Web page and app entries:
-- Opening Marker --
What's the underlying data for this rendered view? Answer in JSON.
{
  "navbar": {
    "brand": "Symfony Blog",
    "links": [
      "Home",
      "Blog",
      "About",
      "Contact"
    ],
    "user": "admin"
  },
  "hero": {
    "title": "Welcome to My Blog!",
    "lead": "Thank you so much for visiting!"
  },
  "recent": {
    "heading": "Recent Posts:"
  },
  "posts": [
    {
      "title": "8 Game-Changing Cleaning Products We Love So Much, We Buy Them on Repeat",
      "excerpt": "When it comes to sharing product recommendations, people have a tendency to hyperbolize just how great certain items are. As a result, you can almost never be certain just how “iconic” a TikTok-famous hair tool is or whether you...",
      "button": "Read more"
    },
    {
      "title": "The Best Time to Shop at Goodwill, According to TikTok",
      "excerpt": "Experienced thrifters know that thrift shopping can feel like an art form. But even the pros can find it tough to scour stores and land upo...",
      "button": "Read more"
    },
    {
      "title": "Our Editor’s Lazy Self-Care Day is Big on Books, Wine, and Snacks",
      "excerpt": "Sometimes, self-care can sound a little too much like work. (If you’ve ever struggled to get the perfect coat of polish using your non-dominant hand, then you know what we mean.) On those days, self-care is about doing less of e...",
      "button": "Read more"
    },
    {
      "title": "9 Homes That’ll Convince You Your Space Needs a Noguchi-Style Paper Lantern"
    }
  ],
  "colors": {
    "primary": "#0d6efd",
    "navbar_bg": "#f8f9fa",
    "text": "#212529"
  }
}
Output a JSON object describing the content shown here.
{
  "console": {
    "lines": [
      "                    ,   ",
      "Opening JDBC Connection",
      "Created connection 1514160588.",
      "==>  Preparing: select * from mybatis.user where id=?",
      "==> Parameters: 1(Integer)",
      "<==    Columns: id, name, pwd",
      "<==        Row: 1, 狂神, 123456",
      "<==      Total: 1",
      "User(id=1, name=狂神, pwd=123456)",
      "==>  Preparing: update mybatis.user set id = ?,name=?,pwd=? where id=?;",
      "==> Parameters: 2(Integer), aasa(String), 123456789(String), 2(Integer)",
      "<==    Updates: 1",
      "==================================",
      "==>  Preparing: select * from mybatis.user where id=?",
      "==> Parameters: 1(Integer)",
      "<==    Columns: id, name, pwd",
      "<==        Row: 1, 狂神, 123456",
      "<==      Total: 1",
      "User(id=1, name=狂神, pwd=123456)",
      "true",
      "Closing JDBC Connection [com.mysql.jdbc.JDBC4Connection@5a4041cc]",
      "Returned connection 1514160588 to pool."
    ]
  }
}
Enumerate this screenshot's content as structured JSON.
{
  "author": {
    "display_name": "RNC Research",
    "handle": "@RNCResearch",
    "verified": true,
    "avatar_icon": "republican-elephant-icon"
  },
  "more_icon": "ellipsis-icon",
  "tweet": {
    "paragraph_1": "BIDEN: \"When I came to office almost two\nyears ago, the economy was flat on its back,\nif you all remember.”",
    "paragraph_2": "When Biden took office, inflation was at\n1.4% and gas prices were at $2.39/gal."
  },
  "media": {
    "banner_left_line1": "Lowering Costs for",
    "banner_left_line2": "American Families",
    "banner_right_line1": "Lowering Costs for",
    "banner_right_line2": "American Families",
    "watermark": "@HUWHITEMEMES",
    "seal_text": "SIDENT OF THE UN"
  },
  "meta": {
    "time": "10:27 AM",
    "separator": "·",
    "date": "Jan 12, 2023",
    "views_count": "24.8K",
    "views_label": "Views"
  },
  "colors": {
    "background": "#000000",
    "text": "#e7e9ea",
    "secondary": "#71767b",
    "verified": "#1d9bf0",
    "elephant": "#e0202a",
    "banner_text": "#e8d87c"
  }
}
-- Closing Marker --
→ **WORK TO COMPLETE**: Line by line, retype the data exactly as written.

→ **RESPONSE**:
What's the underlying data for this rendered view? Answer in JSON.
{
  "navbar": {
    "brand": "Symfony Blog",
    "links": [
      "Home",
      "Blog",
      "About",
      "Contact"
    ],
    "user": "admin"
  },
  "hero": {
    "title": "Welcome to My Blog!",
    "lead": "Thank you so much for visiting!"
  },
  "recent": {
    "heading": "Recent Posts:"
  },
  "posts": [
    {
      "title": "8 Game-Changing Cleaning Products We Love So Much, We Buy Them on Repeat",
      "excerpt": "When it comes to sharing product recommendations, people have a tendency to hyperbolize just how great certain items are. As a result, you can almost never be certain just how “iconic” a TikTok-famous hair tool is or whether you...",
      "button": "Read more"
    },
    {
      "title": "The Best Time to Shop at Goodwill, According to TikTok",
      "excerpt": "Experienced thrifters know that thrift shopping can feel like an art form. But even the pros can find it tough to scour stores and land upo...",
      "button": "Read more"
    },
    {
      "title": "Our Editor’s Lazy Self-Care Day is Big on Books, Wine, and Snacks",
      "excerpt": "Sometimes, self-care can sound a little too much like work. (If you’ve ever struggled to get the perfect coat of polish using your non-dominant hand, then you know what we mean.) On those days, self-care is about doing less of e...",
      "button": "Read more"
    },
    {
      "title": "9 Homes That’ll Convince You Your Space Needs a Noguchi-Style Paper Lantern"
    }
  ],
  "colors": {
    "primary": "#0d6efd",
    "navbar_bg": "#f8f9fa",
    "text": "#212529"
  }
}
Output a JSON object describing the content shown here.
{
  "console": {
    "lines": [
      "                    ,   ",
      "Opening JDBC Connection",
      "Created connection 1514160588.",
      "==>  Preparing: select * from mybatis.user where id=?",
      "==> Parameters: 1(Integer)",
      "<==    Columns: id, name, pwd",
      "<==        Row: 1, 狂神, 123456",
      "<==      Total: 1",
      "User(id=1, name=狂神, pwd=123456)",
      "==>  Preparing: update mybatis.user set id = ?,name=?,pwd=? where id=?;",
      "==> Parameters: 2(Integer), aasa(String), 123456789(String), 2(Integer)",
      "<==    Updates: 1",
      "==================================",
      "==>  Preparing: select * from mybatis.user where id=?",
      "==> Parameters: 1(Integer)",
      "<==    Columns: id, name, pwd",
      "<==        Row: 1, 狂神, 123456",
      "<==      Total: 1",
      "User(id=1, name=狂神, pwd=123456)",
      "true",
      "Closing JDBC Connection [com.mysql.jdbc.JDBC4Connection@5a4041cc]",
      "Returned connection 1514160588 to pool."
    ]
  }
}
Enumerate this screenshot's content as structured JSON.
{
  "author": {
    "display_name": "RNC Research",
    "handle": "@RNCResearch",
    "verified": true,
    "avatar_icon": "republican-elephant-icon"
  },
  "more_icon": "ellipsis-icon",
  "tweet": {
    "paragraph_1": "BIDEN: \"When I came to office almost two\nyears ago, the economy was flat on its back,\nif you all remember.”",
    "paragraph_2": "When Biden took office, inflation was at\n1.4% and gas prices were at $2.39/gal."
  },
  "media": {
    "banner_left_line1": "Lowering Costs for",
    "banner_left_line2": "American Families",
    "banner_right_line1": "Lowering Costs for",
    "banner_right_line2": "American Families",
    "watermark": "@HUWHITEMEMES",
    "seal_text": "SIDENT OF THE UN"
  },
  "meta": {
    "time": "10:27 AM",
    "separator": "·",
    "date": "Jan 12, 2023",
    "views_count": "24.8K",
    "views_label": "Views"
  },
  "colors": {
    "background": "#000000",
    "text": "#e7e9ea",
    "secondary": "#71767b",
    "verified": "#1d9bf0",
    "elephant": "#e0202a",
    "banner_text": "#e8d87c"
  }
}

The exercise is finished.